Ulipristal acetate is the generic name for the active ingredient in another type of morning-after pill, ella, which unlike Plan B and its generic equivalents is only available by prescription. ella lowers your chances of getting pregnant by 85 percent if you take it within five days of unprotected sex, and it works just as well on Day 1 as it does on Day 5.
No form of medication (whether we’re talking about allergy meds or contraceptive methods) is 100 percent effective. You don’t need a follow-up exam after using the morning-after pill, but if you do not have your period within three weeks of taking it, you should see a health-care provider for a pregnancy test.
The morning-after pill is not the same as an abortion.
Contraception prevents pregnancy. Medication abortion, or the abortion pill, terminates pregnancy.
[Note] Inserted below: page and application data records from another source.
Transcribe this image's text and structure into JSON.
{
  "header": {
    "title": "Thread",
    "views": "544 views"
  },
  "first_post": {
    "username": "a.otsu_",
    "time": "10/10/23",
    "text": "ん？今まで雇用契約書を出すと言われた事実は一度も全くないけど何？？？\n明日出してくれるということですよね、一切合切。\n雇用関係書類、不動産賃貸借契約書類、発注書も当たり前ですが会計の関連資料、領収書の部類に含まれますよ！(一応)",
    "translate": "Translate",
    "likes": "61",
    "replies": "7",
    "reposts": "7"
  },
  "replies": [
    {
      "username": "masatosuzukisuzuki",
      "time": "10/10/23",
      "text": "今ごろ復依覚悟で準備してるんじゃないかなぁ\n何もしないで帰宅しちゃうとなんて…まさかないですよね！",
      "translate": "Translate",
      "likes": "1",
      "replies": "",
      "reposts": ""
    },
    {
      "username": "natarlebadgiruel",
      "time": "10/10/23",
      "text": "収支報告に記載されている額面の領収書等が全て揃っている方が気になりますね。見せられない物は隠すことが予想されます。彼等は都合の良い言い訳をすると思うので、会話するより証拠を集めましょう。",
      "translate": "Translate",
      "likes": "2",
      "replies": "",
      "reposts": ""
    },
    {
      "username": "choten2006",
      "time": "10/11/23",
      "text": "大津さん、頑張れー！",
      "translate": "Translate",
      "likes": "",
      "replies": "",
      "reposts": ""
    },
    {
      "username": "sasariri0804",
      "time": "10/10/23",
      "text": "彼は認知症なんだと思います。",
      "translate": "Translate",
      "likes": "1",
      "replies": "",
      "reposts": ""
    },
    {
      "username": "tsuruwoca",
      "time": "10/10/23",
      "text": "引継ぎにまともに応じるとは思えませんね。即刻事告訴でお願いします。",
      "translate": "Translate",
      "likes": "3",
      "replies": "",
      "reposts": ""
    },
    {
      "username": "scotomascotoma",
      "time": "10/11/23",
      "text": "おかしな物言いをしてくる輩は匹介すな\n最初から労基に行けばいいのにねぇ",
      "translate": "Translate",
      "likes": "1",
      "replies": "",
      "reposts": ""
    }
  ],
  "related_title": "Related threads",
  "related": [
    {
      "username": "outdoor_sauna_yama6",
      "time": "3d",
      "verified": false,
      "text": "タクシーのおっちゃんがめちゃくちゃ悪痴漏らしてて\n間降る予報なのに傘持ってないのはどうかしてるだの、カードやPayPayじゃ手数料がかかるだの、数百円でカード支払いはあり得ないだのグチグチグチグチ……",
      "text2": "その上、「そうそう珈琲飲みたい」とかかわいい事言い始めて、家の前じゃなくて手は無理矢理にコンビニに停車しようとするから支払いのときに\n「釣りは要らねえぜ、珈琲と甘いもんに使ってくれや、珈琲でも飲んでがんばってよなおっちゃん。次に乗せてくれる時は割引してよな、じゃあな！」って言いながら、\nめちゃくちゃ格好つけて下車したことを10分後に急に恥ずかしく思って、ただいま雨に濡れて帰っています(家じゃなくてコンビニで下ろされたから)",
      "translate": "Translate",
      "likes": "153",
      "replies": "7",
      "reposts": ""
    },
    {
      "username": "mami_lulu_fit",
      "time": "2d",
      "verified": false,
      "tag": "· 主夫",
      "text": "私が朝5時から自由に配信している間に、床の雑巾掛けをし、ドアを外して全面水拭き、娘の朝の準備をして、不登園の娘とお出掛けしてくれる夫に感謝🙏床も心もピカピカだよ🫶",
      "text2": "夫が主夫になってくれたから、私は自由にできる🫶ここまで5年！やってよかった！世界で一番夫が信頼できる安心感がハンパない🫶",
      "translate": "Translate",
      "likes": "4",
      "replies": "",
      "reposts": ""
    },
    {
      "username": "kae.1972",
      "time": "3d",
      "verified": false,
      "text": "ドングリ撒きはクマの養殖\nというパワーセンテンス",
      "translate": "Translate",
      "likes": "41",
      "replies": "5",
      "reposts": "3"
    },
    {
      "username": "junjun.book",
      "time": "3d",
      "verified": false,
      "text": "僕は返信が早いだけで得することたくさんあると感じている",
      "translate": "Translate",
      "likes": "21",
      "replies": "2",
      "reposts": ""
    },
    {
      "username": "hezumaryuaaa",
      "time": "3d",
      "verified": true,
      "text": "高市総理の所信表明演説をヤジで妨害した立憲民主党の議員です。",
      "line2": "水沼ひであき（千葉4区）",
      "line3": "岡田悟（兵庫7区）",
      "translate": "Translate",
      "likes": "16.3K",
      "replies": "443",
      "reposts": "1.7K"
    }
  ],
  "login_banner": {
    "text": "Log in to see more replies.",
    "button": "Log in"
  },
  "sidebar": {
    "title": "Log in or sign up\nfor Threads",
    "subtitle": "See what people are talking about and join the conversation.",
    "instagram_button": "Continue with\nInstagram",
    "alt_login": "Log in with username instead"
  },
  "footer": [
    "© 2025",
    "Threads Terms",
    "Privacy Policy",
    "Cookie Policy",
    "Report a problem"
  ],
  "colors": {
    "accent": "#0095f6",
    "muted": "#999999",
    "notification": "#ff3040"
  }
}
The morning-after pill needs to be taken within three to five days, depending on the pill you take, to prevent pregnancy. Once an egg is released from the ovaries, the morning-after pill is no longer effective at preventing pregnancy. The manufacturers of Plan-B and ella are very clear that their pills do not end a pregnancy.
There are several types of morning-after pills.
Morning-after pills have many generic and brand names. These include:
- Plan B One-Step (levonorgestrel)
- Take Action (levonorgestrel)
- Next Choice One-Dose (levonorgestrel)
- My Way (levonorgestrel)
- ella (ulipristal acetate)
This article from Cosmopolitan has information about different types of birth control and emergency contraception, including cost and potential side effects. You can find the morning-after pill in the same aisle as condoms at your local pharmacy. If you’re hesitant about purchasing the morning-after-pill at the pharmacy, Planned Parenthood is another good option